Dataset rows describing interfaces —
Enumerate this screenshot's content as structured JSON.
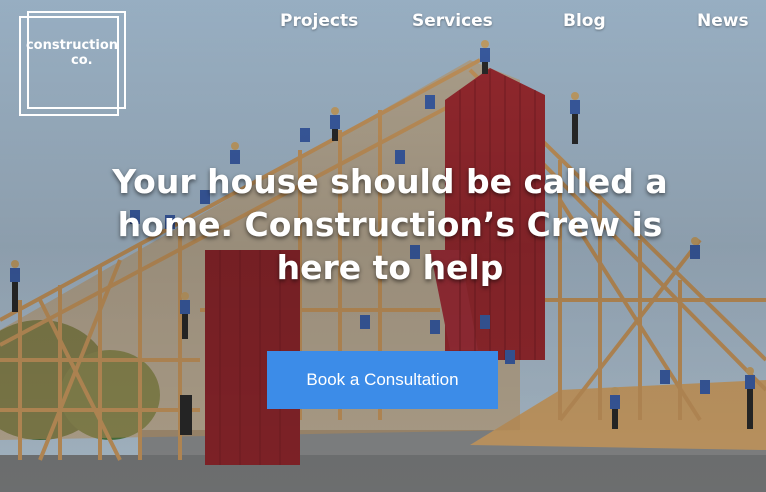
{
  "logo": {
    "line1": "construction",
    "line2": "co."
  },
  "nav": {
    "items": [
      "Projects",
      "Services",
      "Blog",
      "News"
    ]
  },
  "hero": {
    "headline": "Your house should be called a home. Construction’s Crew is here to help",
    "cta_label": "Book a Consultation"
  },
  "colors": {
    "cta_background": "#3c8ce8",
    "sky": "#a8bfd3",
    "barn_red": "#9b2a30",
    "timber": "#c9985e"
  }
}
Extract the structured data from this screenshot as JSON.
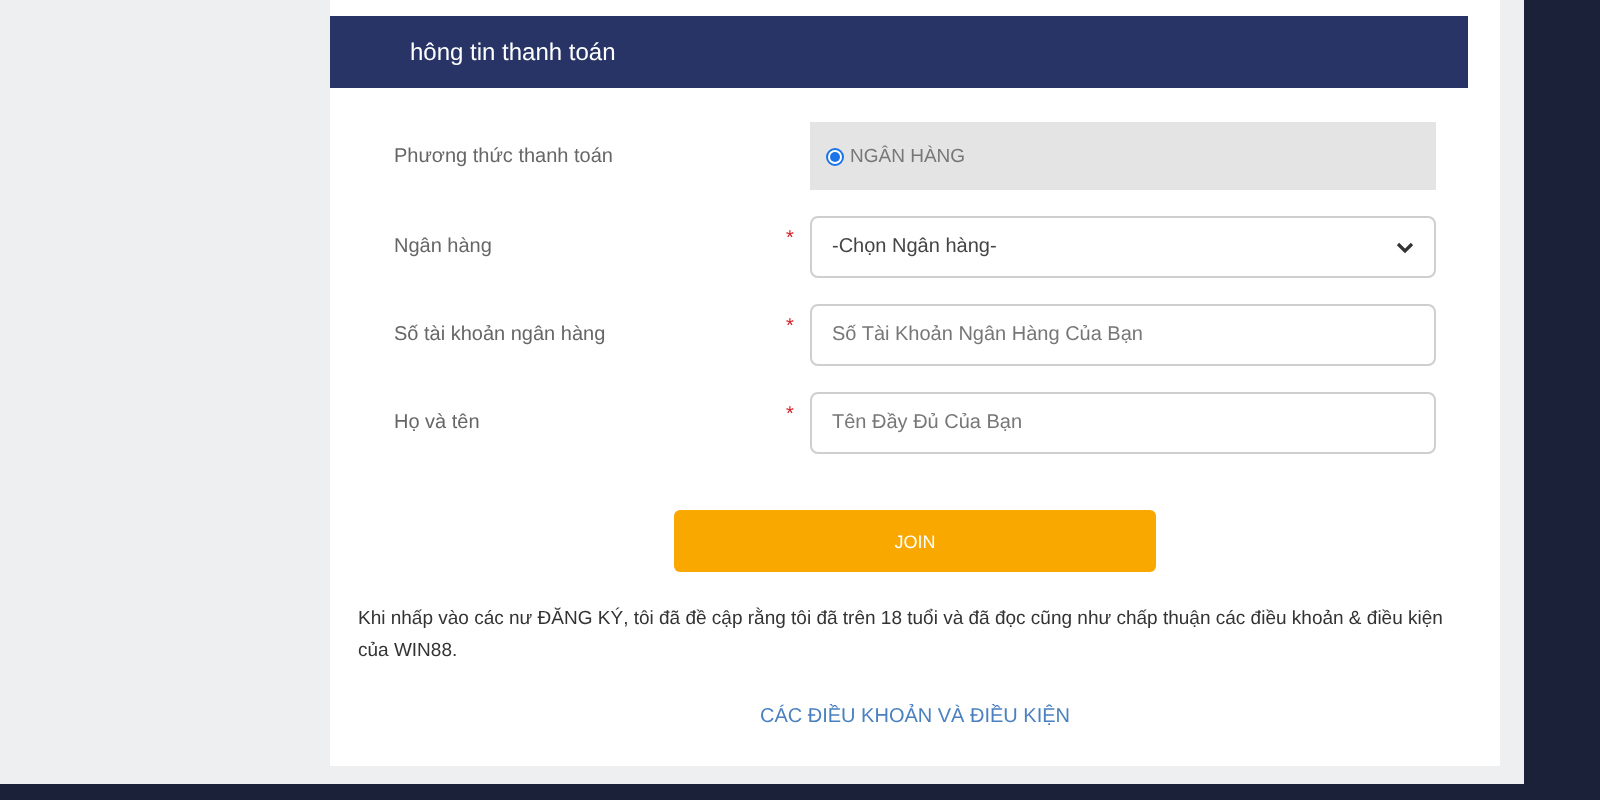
{
  "header": {
    "title": "hông tin thanh toán"
  },
  "fields": [
    {
      "kind": "radio",
      "label": "Phương thức thanh toán",
      "option": "NGÂN HÀNG",
      "checked": true
    },
    {
      "kind": "select",
      "label": "Ngân hàng",
      "mark": "*",
      "value": "-Chọn Ngân hàng-"
    },
    {
      "kind": "input",
      "label": "Số tài khoản ngân hàng",
      "mark": "*",
      "placeholder": "Số Tài Khoản Ngân Hàng Của Bạn"
    },
    {
      "kind": "input",
      "label": "Họ và tên",
      "mark": "*",
      "placeholder": "Tên Đầy Đủ Của Bạn"
    }
  ],
  "join_button": "JOIN",
  "notice": "Khi nhấp vào các nư ĐĂNG KÝ, tôi đã đề cập rằng tôi đã trên  18 tuổi và đã đọc cũng như chấp thuận các điều khoản & điều kiện của WIN88.",
  "terms_link": "CÁC ĐIỀU KHOẢN VÀ ĐIỀU KIỆN"
}
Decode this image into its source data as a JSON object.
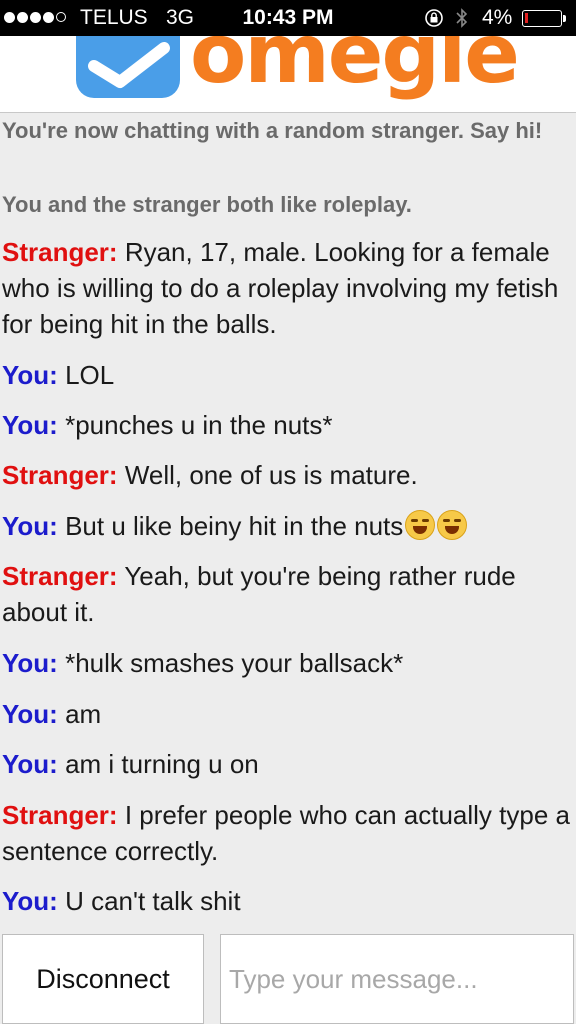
{
  "status_bar": {
    "carrier": "TELUS",
    "network": "3G",
    "time": "10:43 PM",
    "battery": "4%",
    "battery_level": 0.04,
    "signal_bars_filled": 4,
    "signal_bars_total": 5,
    "icons": [
      "rotation-lock-icon",
      "bluetooth-icon",
      "battery-icon"
    ]
  },
  "header": {
    "brand": "omegle",
    "brand_color": "#f47d20",
    "icon_color": "#4a9ee8"
  },
  "chat": {
    "system_messages": [
      "You're now chatting with a random stranger. Say hi!",
      "You and the stranger both like roleplay."
    ],
    "messages": [
      {
        "sender": "Stranger:",
        "text": "Ryan, 17, male. Looking for a female who is willing to do a roleplay involving my fetish for being hit in the balls."
      },
      {
        "sender": "You:",
        "text": "LOL"
      },
      {
        "sender": "You:",
        "text": "*punches u in the nuts*"
      },
      {
        "sender": "Stranger:",
        "text": "Well, one of us is mature."
      },
      {
        "sender": "You:",
        "text": "But u like beiny hit in the nuts"
      },
      {
        "sender": "Stranger:",
        "text": "Yeah, but you're being rather rude about it."
      },
      {
        "sender": "You:",
        "text": "*hulk smashes your ballsack*"
      },
      {
        "sender": "You:",
        "text": "am"
      },
      {
        "sender": "You:",
        "text": "am i turning u on"
      },
      {
        "sender": "Stranger:",
        "text": "I prefer people who can actually type a sentence correctly."
      },
      {
        "sender": "You:",
        "text": "U can't talk shit"
      }
    ],
    "stranger_color": "#e01010",
    "you_color": "#1c1ccc"
  },
  "bottom_bar": {
    "disconnect_label": "Disconnect",
    "message_placeholder": "Type your message..."
  }
}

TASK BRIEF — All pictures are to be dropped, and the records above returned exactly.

RESPONSE AREA —
Enumerate this screenshot's content as structured JSON.
{
  "logo": {
    "line1": "construction",
    "line2": "co."
  },
  "nav": {
    "items": [
      "Projects",
      "Services",
      "Blog",
      "News"
    ]
  },
  "hero": {
    "headline": "Your house should be called a home. Construction’s Crew is here to help",
    "cta_label": "Book a Consultation"
  },
  "colors": {
    "cta_background": "#3c8ce8",
    "sky": "#a8bfd3",
    "barn_red": "#9b2a30",
    "timber": "#c9985e"
  }
}
Extract the structured data from this screenshot as JSON.
{
  "header": {
    "title": "hông tin thanh toán"
  },
  "fields": [
    {
      "kind": "radio",
      "label": "Phương thức thanh toán",
      "option": "NGÂN HÀNG",
      "checked": true
    },
    {
      "kind": "select",
      "label": "Ngân hàng",
      "mark": "*",
      "value": "-Chọn Ngân hàng-"
    },
    {
      "kind": "input",
      "label": "Số tài khoản ngân hàng",
      "mark": "*",
      "placeholder": "Số Tài Khoản Ngân Hàng Của Bạn"
    },
    {
      "kind": "input",
      "label": "Họ và tên",
      "mark": "*",
      "placeholder": "Tên Đầy Đủ Của Bạn"
    }
  ],
  "join_button": "JOIN",
  "notice": "Khi nhấp vào các nư ĐĂNG KÝ, tôi đã đề cập rằng tôi đã trên  18 tuổi và đã đọc cũng như chấp thuận các điều khoản & điều kiện của WIN88.",
  "terms_link": "CÁC ĐIỀU KHOẢN VÀ ĐIỀU KIỆN"
}
Decode this image into its source data as a JSON object.
{
  "status_bar": {
    "carrier": "TELUS",
    "network": "3G",
    "time": "10:43 PM",
    "battery": "4%",
    "battery_level": 0.04,
    "signal_bars_filled": 4,
    "signal_bars_total": 5,
    "icons": [
      "rotation-lock-icon",
      "bluetooth-icon",
      "battery-icon"
    ]
  },
  "header": {
    "brand": "omegle",
    "brand_color": "#f47d20",
    "icon_color": "#4a9ee8"
  },
  "chat": {
    "system_messages": [
      "You're now chatting with a random stranger. Say hi!",
      "You and the stranger both like roleplay."
    ],
    "messages": [
      {
        "sender": "Stranger:",
        "text": "Ryan, 17, male. Looking for a female who is willing to do a roleplay involving my fetish for being hit in the balls."
      },
      {
        "sender": "You:",
        "text": "LOL"
      },
      {
        "sender": "You:",
        "text": "*punches u in the nuts*"
      },
      {
        "sender": "Stranger:",
        "text": "Well, one of us is mature."
      },
      {
        "sender": "You:",
        "text": "But u like beiny hit in the nuts"
      },
      {
        "sender": "Stranger:",
        "text": "Yeah, but you're being rather rude about it."
      },
      {
        "sender": "You:",
        "text": "*hulk smashes your ballsack*"
      },
      {
        "sender": "You:",
        "text": "am"
      },
      {
        "sender": "You:",
        "text": "am i turning u on"
      },
      {
        "sender": "Stranger:",
        "text": "I prefer people who can actually type a sentence correctly."
      },
      {
        "sender": "You:",
        "text": "U can't talk shit"
      }
    ],
    "stranger_color": "#e01010",
    "you_color": "#1c1ccc"
  },
  "bottom_bar": {
    "disconnect_label": "Disconnect",
    "message_placeholder": "Type your message..."
  }
}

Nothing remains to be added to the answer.